However, prevention is undoubtedly the optimal approach to the issue of missing data [24]. Consequently, it is important to identify the factors associated with the occurrence of missing data as this could help prevention. Our results confirm the earlier findings of Perneger and Burnand with the SF-12 [4] and of Vercherin et al. with the SF-36 [8], that older age, female sex, and to a lesser extent low education and low economic status (blue collar workers and non-nationals), are major determinants of item missingness in QoL questionnaires. Although some of these questionnaires have been carefully constructed and tested to be administered to large populations (as was the SF-36), it appears that some questions may be too difficult to understand for some subjects (low educational level, foreigners) and that others (seemingly more numerous) may be perceived as being of no interest or even inappropriate for women and particularly older members of the population. Subjects with deteriorated health status and those with altered QoL were also found to be independently (and independently of other characteristics) prone to respond with missing items. It is likely that these individuals may tend to avoid questions which are embarrassing or cause distress [3].

Finally, the present study has various limitations that need to be considered. The only moderate fit of some final models indicates that not all the predictors of missingness were identified. An additional limitation is that only an indirect approach could be used to identify the MNAR process. However, direct identification would have required contacting all the subjects to ask them to fully fill in the missing items (which was clearly impossible in this large population-based study).

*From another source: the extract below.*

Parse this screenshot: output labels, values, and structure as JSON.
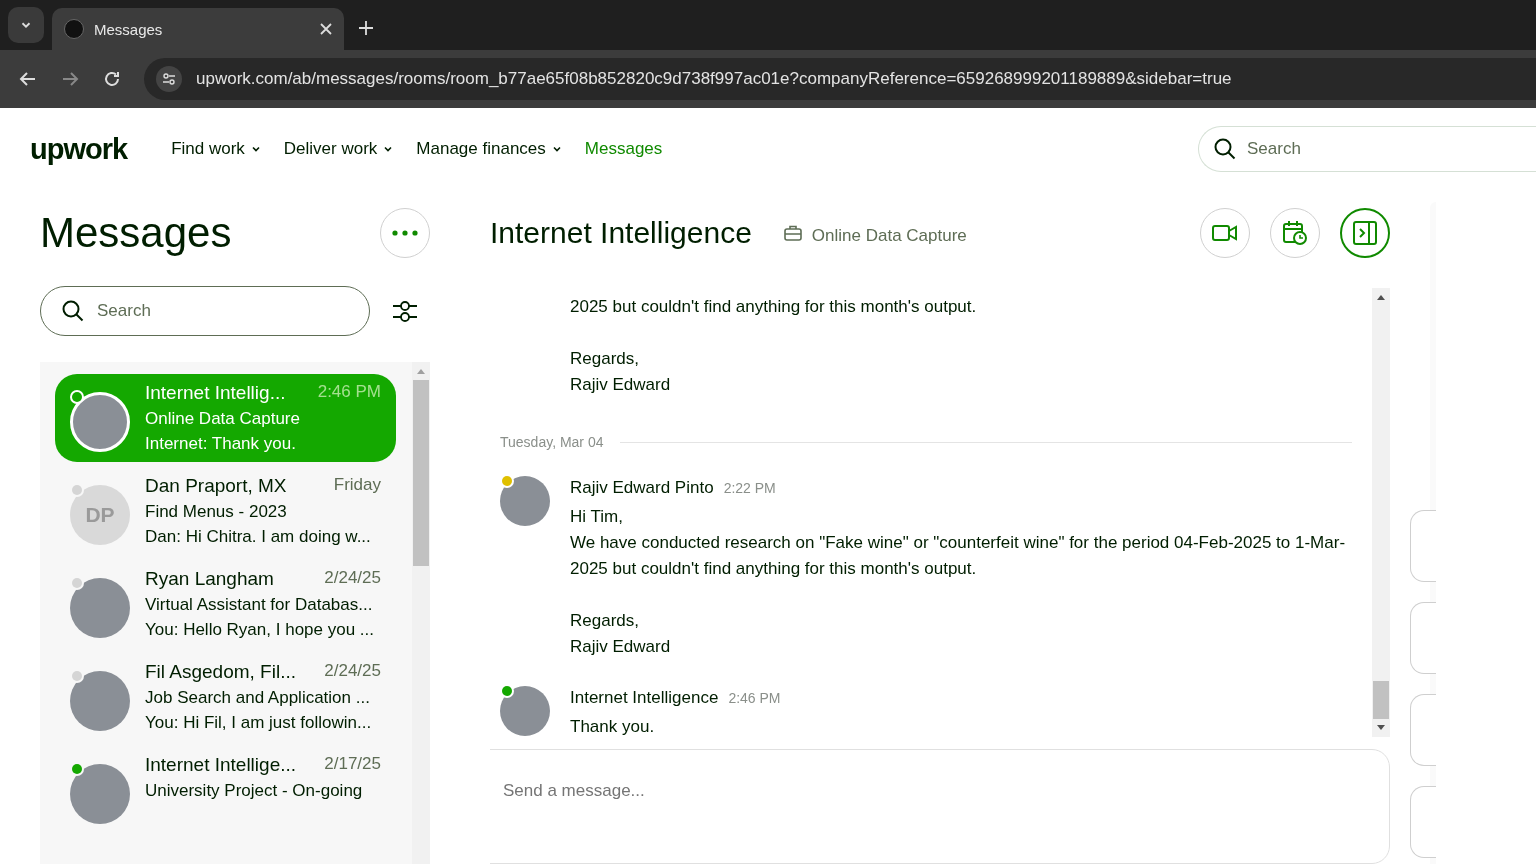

In conclusion, our analysis shows that imputation of missing items in the responses to the SF-36 questionnaire is necessary and identifies several factors that should be carefully considered when designing strategies for the prevention of missing data in the SF-36. Methodologies similar to that we describe here could be used to address the issue of item missingness in other QoL questionnaires.